> [Dataset excerpts]
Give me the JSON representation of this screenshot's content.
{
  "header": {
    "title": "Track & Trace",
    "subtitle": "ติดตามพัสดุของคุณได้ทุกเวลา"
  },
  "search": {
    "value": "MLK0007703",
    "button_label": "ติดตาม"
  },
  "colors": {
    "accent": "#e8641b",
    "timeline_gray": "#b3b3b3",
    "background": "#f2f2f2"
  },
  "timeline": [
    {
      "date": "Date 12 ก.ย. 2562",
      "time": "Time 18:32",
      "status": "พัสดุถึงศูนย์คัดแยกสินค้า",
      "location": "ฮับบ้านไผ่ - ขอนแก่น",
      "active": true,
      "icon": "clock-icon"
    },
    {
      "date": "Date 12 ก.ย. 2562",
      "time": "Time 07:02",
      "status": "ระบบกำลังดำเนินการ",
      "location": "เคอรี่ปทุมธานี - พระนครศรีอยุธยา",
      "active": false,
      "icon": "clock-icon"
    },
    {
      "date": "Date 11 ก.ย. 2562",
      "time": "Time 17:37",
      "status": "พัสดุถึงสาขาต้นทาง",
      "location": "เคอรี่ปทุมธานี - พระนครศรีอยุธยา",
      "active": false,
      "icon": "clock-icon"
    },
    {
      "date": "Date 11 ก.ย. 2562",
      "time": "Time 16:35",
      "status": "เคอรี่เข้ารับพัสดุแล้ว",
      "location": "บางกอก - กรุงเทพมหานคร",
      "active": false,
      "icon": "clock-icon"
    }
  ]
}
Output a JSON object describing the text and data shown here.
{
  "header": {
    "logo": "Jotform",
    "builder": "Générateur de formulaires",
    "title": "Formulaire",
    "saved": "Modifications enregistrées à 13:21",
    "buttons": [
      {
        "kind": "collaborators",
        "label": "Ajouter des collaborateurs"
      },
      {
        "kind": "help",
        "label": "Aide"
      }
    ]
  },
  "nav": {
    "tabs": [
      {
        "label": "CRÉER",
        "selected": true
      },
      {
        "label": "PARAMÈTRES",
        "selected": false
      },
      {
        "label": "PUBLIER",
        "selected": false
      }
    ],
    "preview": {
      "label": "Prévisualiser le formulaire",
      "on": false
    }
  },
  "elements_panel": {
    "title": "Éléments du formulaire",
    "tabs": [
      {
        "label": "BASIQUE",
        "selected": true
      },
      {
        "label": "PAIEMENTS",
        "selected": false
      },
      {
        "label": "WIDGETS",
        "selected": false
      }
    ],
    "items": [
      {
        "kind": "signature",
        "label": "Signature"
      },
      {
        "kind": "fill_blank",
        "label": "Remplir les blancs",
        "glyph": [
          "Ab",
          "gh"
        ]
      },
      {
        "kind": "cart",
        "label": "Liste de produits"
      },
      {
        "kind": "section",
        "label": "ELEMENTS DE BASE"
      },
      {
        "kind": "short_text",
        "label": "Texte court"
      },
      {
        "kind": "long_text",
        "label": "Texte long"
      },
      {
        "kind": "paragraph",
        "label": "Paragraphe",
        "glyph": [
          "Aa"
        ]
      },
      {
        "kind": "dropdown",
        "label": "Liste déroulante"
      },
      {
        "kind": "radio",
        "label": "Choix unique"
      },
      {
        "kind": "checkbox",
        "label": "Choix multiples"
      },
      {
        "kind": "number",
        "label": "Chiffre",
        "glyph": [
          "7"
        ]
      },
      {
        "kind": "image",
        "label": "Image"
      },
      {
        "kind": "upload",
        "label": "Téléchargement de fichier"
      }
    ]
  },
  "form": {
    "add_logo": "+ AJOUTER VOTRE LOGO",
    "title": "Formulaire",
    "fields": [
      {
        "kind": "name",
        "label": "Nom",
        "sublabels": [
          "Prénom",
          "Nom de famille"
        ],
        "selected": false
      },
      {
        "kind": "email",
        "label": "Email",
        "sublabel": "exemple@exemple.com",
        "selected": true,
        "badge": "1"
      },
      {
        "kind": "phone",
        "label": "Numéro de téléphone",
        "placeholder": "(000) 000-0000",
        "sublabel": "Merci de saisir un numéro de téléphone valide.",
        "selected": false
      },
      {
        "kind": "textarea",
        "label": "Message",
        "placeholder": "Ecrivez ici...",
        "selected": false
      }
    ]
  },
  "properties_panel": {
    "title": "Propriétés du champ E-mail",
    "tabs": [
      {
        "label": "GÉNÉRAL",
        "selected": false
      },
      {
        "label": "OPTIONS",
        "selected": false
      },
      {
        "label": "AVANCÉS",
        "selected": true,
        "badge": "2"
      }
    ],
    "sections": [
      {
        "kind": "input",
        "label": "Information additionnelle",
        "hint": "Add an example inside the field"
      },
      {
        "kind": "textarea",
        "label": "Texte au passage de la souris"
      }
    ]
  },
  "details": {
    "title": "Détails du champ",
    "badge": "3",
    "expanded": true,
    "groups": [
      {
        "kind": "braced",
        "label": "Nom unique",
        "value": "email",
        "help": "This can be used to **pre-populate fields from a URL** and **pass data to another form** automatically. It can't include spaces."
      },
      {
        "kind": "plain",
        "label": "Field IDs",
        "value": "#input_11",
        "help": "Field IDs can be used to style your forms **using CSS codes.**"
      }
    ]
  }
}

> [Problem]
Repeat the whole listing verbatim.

> [Exercise output]
Give me the JSON representation of this screenshot's content.
{
  "header": {
    "title": "Track & Trace",
    "subtitle": "ติดตามพัสดุของคุณได้ทุกเวลา"
  },
  "search": {
    "value": "MLK0007703",
    "button_label": "ติดตาม"
  },
  "colors": {
    "accent": "#e8641b",
    "timeline_gray": "#b3b3b3",
    "background": "#f2f2f2"
  },
  "timeline": [
    {
      "date": "Date 12 ก.ย. 2562",
      "time": "Time 18:32",
      "status": "พัสดุถึงศูนย์คัดแยกสินค้า",
      "location": "ฮับบ้านไผ่ - ขอนแก่น",
      "active": true,
      "icon": "clock-icon"
    },
    {
      "date": "Date 12 ก.ย. 2562",
      "time": "Time 07:02",
      "status": "ระบบกำลังดำเนินการ",
      "location": "เคอรี่ปทุมธานี - พระนครศรีอยุธยา",
      "active": false,
      "icon": "clock-icon"
    },
    {
      "date": "Date 11 ก.ย. 2562",
      "time": "Time 17:37",
      "status": "พัสดุถึงสาขาต้นทาง",
      "location": "เคอรี่ปทุมธานี - พระนครศรีอยุธยา",
      "active": false,
      "icon": "clock-icon"
    },
    {
      "date": "Date 11 ก.ย. 2562",
      "time": "Time 16:35",
      "status": "เคอรี่เข้ารับพัสดุแล้ว",
      "location": "บางกอก - กรุงเทพมหานคร",
      "active": false,
      "icon": "clock-icon"
    }
  ]
}
Output a JSON object describing the text and data shown here.
{
  "header": {
    "logo": "Jotform",
    "builder": "Générateur de formulaires",
    "title": "Formulaire",
    "saved": "Modifications enregistrées à 13:21",
    "buttons": [
      {
        "kind": "collaborators",
        "label": "Ajouter des collaborateurs"
      },
      {
        "kind": "help",
        "label": "Aide"
      }
    ]
  },
  "nav": {
    "tabs": [
      {
        "label": "CRÉER",
        "selected": true
      },
      {
        "label": "PARAMÈTRES",
        "selected": false
      },
      {
        "label": "PUBLIER",
        "selected": false
      }
    ],
    "preview": {
      "label": "Prévisualiser le formulaire",
      "on": false
    }
  },
  "elements_panel": {
    "title": "Éléments du formulaire",
    "tabs": [
      {
        "label": "BASIQUE",
        "selected": true
      },
      {
        "label": "PAIEMENTS",
        "selected": false
      },
      {
        "label": "WIDGETS",
        "selected": false
      }
    ],
    "items": [
      {
        "kind": "signature",
        "label": "Signature"
      },
      {
        "kind": "fill_blank",
        "label": "Remplir les blancs",
        "glyph": [
          "Ab",
          "gh"
        ]
      },
      {
        "kind": "cart",
        "label": "Liste de produits"
      },
      {
        "kind": "section",
        "label": "ELEMENTS DE BASE"
      },
      {
        "kind": "short_text",
        "label": "Texte court"
      },
      {
        "kind": "long_text",
        "label": "Texte long"
      },
      {
        "kind": "paragraph",
        "label": "Paragraphe",
        "glyph": [
          "Aa"
        ]
      },
      {
        "kind": "dropdown",
        "label": "Liste déroulante"
      },
      {
        "kind": "radio",
        "label": "Choix unique"
      },
      {
        "kind": "checkbox",
        "label": "Choix multiples"
      },
      {
        "kind": "number",
        "label": "Chiffre",
        "glyph": [
          "7"
        ]
      },
      {
        "kind": "image",
        "label": "Image"
      },
      {
        "kind": "upload",
        "label": "Téléchargement de fichier"
      }
    ]
  },
  "form": {
    "add_logo": "+ AJOUTER VOTRE LOGO",
    "title": "Formulaire",
    "fields": [
      {
        "kind": "name",
        "label": "Nom",
        "sublabels": [
          "Prénom",
          "Nom de famille"
        ],
        "selected": false
      },
      {
        "kind": "email",
        "label": "Email",
        "sublabel": "exemple@exemple.com",
        "selected": true,
        "badge": "1"
      },
      {
        "kind": "phone",
        "label": "Numéro de téléphone",
        "placeholder": "(000) 000-0000",
        "sublabel": "Merci de saisir un numéro de téléphone valide.",
        "selected": false
      },
      {
        "kind": "textarea",
        "label": "Message",
        "placeholder": "Ecrivez ici...",
        "selected": false
      }
    ]
  },
  "properties_panel": {
    "title": "Propriétés du champ E-mail",
    "tabs": [
      {
        "label": "GÉNÉRAL",
        "selected": false
      },
      {
        "label": "OPTIONS",
        "selected": false
      },
      {
        "label": "AVANCÉS",
        "selected": true,
        "badge": "2"
      }
    ],
    "sections": [
      {
        "kind": "input",
        "label": "Information additionnelle",
        "hint": "Add an example inside the field"
      },
      {
        "kind": "textarea",
        "label": "Texte au passage de la souris"
      }
    ]
  },
  "details": {
    "title": "Détails du champ",
    "badge": "3",
    "expanded": true,
    "groups": [
      {
        "kind": "braced",
        "label": "Nom unique",
        "value": "email",
        "help": "This can be used to **pre-populate fields from a URL** and **pass data to another form** automatically. It can't include spaces."
      },
      {
        "kind": "plain",
        "label": "Field IDs",
        "value": "#input_11",
        "help": "Field IDs can be used to style your forms **using CSS codes.**"
      }
    ]
  }
}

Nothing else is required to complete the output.